My late night set up during Thanksgiving Break when all shops were closed
Closer look into pencil markings and drilled holes
Screwing the structural back-slats into the legs of the planter
I used a combination square as a visual reference to keep the drill bit square to the wood. This ensured that I didn't drill at an angle and potentially drill through one of the thin shelves.
Twig: Plant Health Monitoring Probe
Twig is the product of an intensive cross-disciplinary class, "Product Design and Development" that provides the opportunity for industrial designers (RISD seniors) to collaborate with MIT engineers and business students.
Our motivated team created Twig as a discreet solution for plant owners to learn to take care of their plants by sending notifications when the plant needs water or more sunlight.
"Silly Ducky" Bath Toy
The prompt of the assignment was to study a product redesign it using Solidworks. The product I received was a water squirting Bath Whale toy by Fisher-Price. I wanted my toy to be an iconic "ducky", which would also propel the bath water out of its beak.
Silly Ducky is designed to be adorable, playful, yet modern and hi-design in its aesthetic.
The 2 housings press-fit into the pegs of the white body piece
The toy got several poor reviews since it did not function well after a couple uses in bath water. I took a lot of these review into consideration when redesigning the toy. The toy got several poor reviews since it did not function well after a couple uses in bath water. I took a lot of these review into consideration when redesigning the toy.
Drone Exterior Redesign
My intent was to use polygonal modeling (T-Splines) as a tool to redesign the exterior of a drone I own (Code Black Drone) while being able to fly it just the same.
This project is an exercise in using polygonal modeling in Rhino as opposed to the conventional NURBS modeling in order to achieve organic forms that are much more controlled and can adapt to be built around the internal components to allow room for them.
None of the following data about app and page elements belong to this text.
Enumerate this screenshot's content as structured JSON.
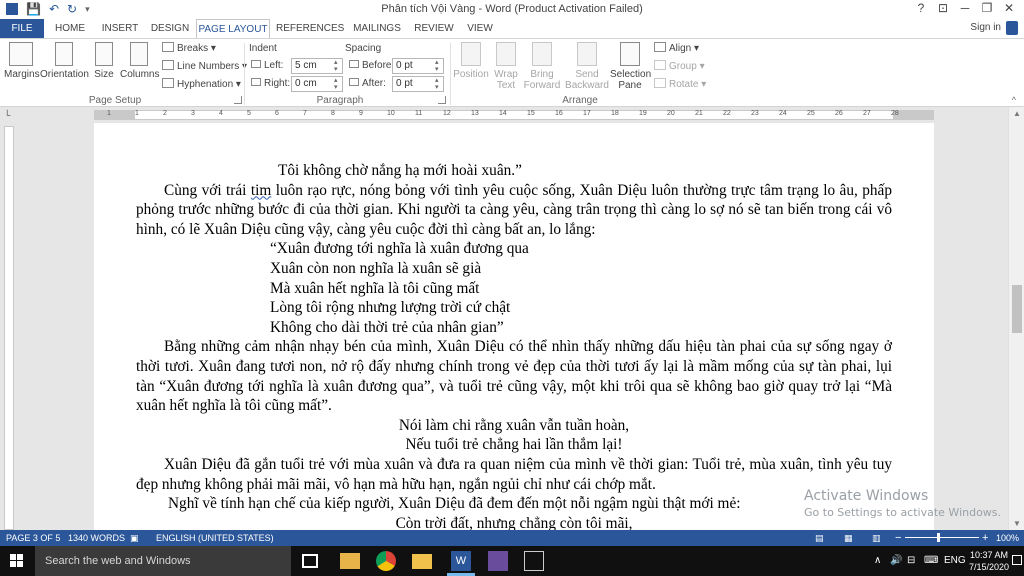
{
  "window": {
    "title": "Phân tích Vội Vàng - Word (Product Activation Failed)",
    "help_glyph": "?",
    "restore_ribbon_glyph": "⊡",
    "minimize_glyph": "─",
    "maximize_glyph": "❐",
    "close_glyph": "✕"
  },
  "qat": {
    "save_glyph": "💾",
    "undo_glyph": "↶",
    "redo_glyph": "↻",
    "customize_glyph": "▾"
  },
  "tabs": [
    {
      "label": "FILE"
    },
    {
      "label": "HOME"
    },
    {
      "label": "INSERT"
    },
    {
      "label": "DESIGN"
    },
    {
      "label": "PAGE LAYOUT"
    },
    {
      "label": "REFERENCES"
    },
    {
      "label": "MAILINGS"
    },
    {
      "label": "REVIEW"
    },
    {
      "label": "VIEW"
    }
  ],
  "signin": "Sign in",
  "ribbon": {
    "page_setup": {
      "label": "Page Setup",
      "margins": "Margins",
      "orientation": "Orientation",
      "size": "Size",
      "columns": "Columns",
      "breaks": "Breaks",
      "line_numbers": "Line Numbers",
      "hyphenation": "Hyphenation"
    },
    "paragraph": {
      "label": "Paragraph",
      "indent_header": "Indent",
      "spacing_header": "Spacing",
      "left_label": "Left:",
      "left_value": "5 cm",
      "right_label": "Right:",
      "right_value": "0 cm",
      "before_label": "Before:",
      "before_value": "0 pt",
      "after_label": "After:",
      "after_value": "0 pt"
    },
    "arrange": {
      "label": "Arrange",
      "position": "Position",
      "wrap_text_1": "Wrap",
      "wrap_text_2": "Text",
      "bring_forward_1": "Bring",
      "bring_forward_2": "Forward",
      "send_backward_1": "Send",
      "send_backward_2": "Backward",
      "selection_pane_1": "Selection",
      "selection_pane_2": "Pane",
      "align": "Align",
      "group": "Group",
      "rotate": "Rotate"
    }
  },
  "ruler_numbers": [
    "1",
    "1",
    "2",
    "3",
    "4",
    "5",
    "6",
    "7",
    "8",
    "9",
    "10",
    "11",
    "12",
    "13",
    "14",
    "15",
    "16",
    "17",
    "18",
    "19",
    "20",
    "21",
    "22",
    "23",
    "24",
    "25",
    "26",
    "27",
    "28"
  ],
  "document": {
    "line_0": "Tôi không chờ nắng hạ mới hoài xuân.”",
    "p1_a": "Cùng với trái ",
    "p1_word": "tim",
    "p1_b": " luôn rạo rực, nóng bỏng với tình yêu cuộc sống, Xuân Diệu luôn thường trực tâm trạng lo âu, phấp phỏng trước những bước đi của thời gian. Khi người ta càng yêu, càng trân trọng thì càng lo sợ nó sẽ tan biến trong cái vô hình, có lẽ Xuân Diệu cũng vậy, càng yêu cuộc đời thì càng bất an, lo lắng:",
    "verse1": [
      "“Xuân đương tới nghĩa là xuân đương qua",
      "Xuân còn non nghĩa là xuân sẽ già",
      "Mà xuân hết nghĩa là tôi cũng mất",
      "Lòng tôi rộng nhưng lượng trời cứ chật",
      "Không cho dài thời trẻ của nhân gian”"
    ],
    "p2": "Bằng những cảm nhận nhạy bén của mình, Xuân Diệu có thể nhìn thấy những dấu hiệu tàn phai của sự sống ngay ở thời tươi. Xuân đang tươi non, nở rộ đấy nhưng chính trong vẻ đẹp của thời tươi ấy lại là mầm mống của sự tàn phai, lụi tàn “Xuân đương tới nghĩa là xuân đương qua”, và tuổi trẻ cũng vậy, một khi trôi qua sẽ không bao giờ quay trở lại “Mà xuân hết nghĩa là tôi cũng mất”.",
    "verse2": [
      "Nói làm chi rằng xuân vẫn tuần hoàn,",
      "Nếu tuổi trẻ chẳng hai lần thắm lại!"
    ],
    "p3": "Xuân Diệu đã gắn tuổi trẻ với mùa xuân và đưa ra quan niệm của mình về thời gian: Tuổi trẻ, mùa xuân, tình yêu tuy đẹp nhưng không phải mãi mãi, vô hạn mà hữu hạn, ngắn ngủi chỉ như cái chớp mắt.",
    "p4": "Nghĩ về tính hạn chế của kiếp người, Xuân Diệu đã đem đến một nỗi ngậm ngùi thật mới mẻ:",
    "verse3": "Còn trời đất, nhưng chẳng còn tôi mãi,"
  },
  "watermark": {
    "line1": "Activate Windows",
    "line2": "Go to Settings to activate Windows."
  },
  "status": {
    "page": "PAGE 3 OF 5",
    "words": "1340 WORDS",
    "language": "ENGLISH (UNITED STATES)",
    "zoom_minus": "−",
    "zoom_plus": "+",
    "zoom": "100%"
  },
  "taskbar": {
    "search_placeholder": "Search the web and Windows",
    "language": "ENG",
    "time": "10:37 AM",
    "date": "7/15/2020",
    "tray_up_glyph": "∧",
    "volume_glyph": "🔊",
    "network_glyph": "⊟"
  },
  "colors": {
    "word_blue": "#2b579a",
    "taskbar": "#101010"
  }
}
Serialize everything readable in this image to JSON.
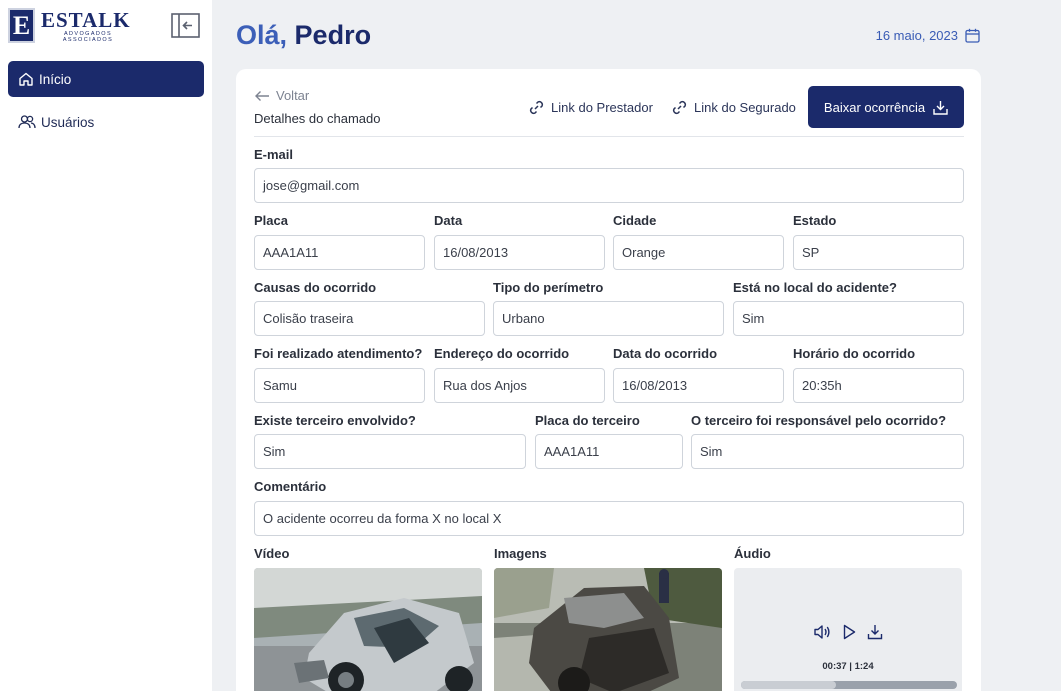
{
  "brand": {
    "name": "ESTALK",
    "mark": "E",
    "tagline": "ADVOGADOS ASSOCIADOS"
  },
  "sidebar": {
    "items": [
      {
        "label": "Início",
        "icon": "home-icon",
        "active": true
      },
      {
        "label": "Usuários",
        "icon": "users-icon",
        "active": false
      }
    ]
  },
  "header": {
    "greeting": "Olá,",
    "name": "Pedro",
    "date": "16 maio, 2023"
  },
  "detail": {
    "back_label": "Voltar",
    "subtitle": "Detalhes do chamado",
    "link_provider": "Link do Prestador",
    "link_insured": "Link do Segurado",
    "download_label": "Baixar ocorrência"
  },
  "fields": {
    "email": {
      "label": "E-mail",
      "value": "jose@gmail.com"
    },
    "placa": {
      "label": "Placa",
      "value": "AAA1A11"
    },
    "data": {
      "label": "Data",
      "value": "16/08/2013"
    },
    "cidade": {
      "label": "Cidade",
      "value": "Orange"
    },
    "estado": {
      "label": "Estado",
      "value": "SP"
    },
    "causas": {
      "label": "Causas do ocorrido",
      "value": "Colisão traseira"
    },
    "perimetro": {
      "label": "Tipo do perímetro",
      "value": "Urbano"
    },
    "local": {
      "label": "Está no local do acidente?",
      "value": "Sim"
    },
    "atendimento": {
      "label": "Foi realizado atendimento?",
      "value": "Samu"
    },
    "endereco": {
      "label": "Endereço do ocorrido",
      "value": "Rua dos Anjos"
    },
    "data_ocorrido": {
      "label": "Data do ocorrido",
      "value": "16/08/2013"
    },
    "horario": {
      "label": "Horário do ocorrido",
      "value": "20:35h"
    },
    "terceiro": {
      "label": "Existe terceiro envolvido?",
      "value": "Sim"
    },
    "placa_terceiro": {
      "label": "Placa do terceiro",
      "value": "AAA1A11"
    },
    "responsavel": {
      "label": "O terceiro foi responsável pelo ocorrido?",
      "value": "Sim"
    },
    "comentario": {
      "label": "Comentário",
      "value": "O acidente ocorreu da forma X no local X"
    }
  },
  "media": {
    "video_label": "Vídeo",
    "images_label": "Imagens",
    "audio_label": "Áudio",
    "audio_time": "00:37 | 1:24",
    "audio_progress": 0.44
  },
  "colors": {
    "primary": "#1b2a6b",
    "accent": "#3c5fb8",
    "background": "#eef0f3"
  }
}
The exercise is a test for the seamless integration of parametric modeling or the boss features to allow for snap fit and internal components, as well as the organic exterior body that looks beautiful and extends seamlessly into the legs of the drone.
This is a work in progress and I look forward to receiving my Ultra HD 3D prints from Shapeways so that I can start assembling the drone and watch it light up through the beautiful frosted acrylic.
The boxy exterior is only to house the internals of the original drone taken apart. The main purpose of this assembly is to check if the 3D prints successfully house the internals.
Furniture Design Using Rhino
Furniture designs modeled in Rhinoceros and rendered using Brazil. I have experimented significantly with lighting, environments, color mapping and texture mapping. to get a custom look for the wood, fabric and ceramic seen on the models.
Cube Side Table
An exploration of the table saw and jig making for arriving at precise compound angles. This 18x18x18" side table has a simple form but with complex math and a complex gluing system to achieve seamless miters and ensure the secure connection at the corners.
The clamping mechanism for gluing 3-way miter is complex and cannot be achieved using clamps. This requires holes through which metal cord is strung and tightened till substantially tight. Its also challenging to get the form together since the domino's inside the miters form undercuts that are challenging to deal with during assembly, especially if not assembled in the right order.
The orange accents provided by the cord pays homage to the process responsible to get the form together.
The cube is assembled by joining an 2 assembles of 5 parts with 2 singular parts. This is done because the domino blocks form undercuts which make the assembly harder and harder to assemble if done so one part at a time.
Fun Fact: The Cube Side Table was an evolution of one of my 'form' projects for Wood 2, which did not have the table top or the orange accents. I decided to add the top to make the piece a functional part of my home and added the orange cord as recommended by my professor Charley Appleton during my critique.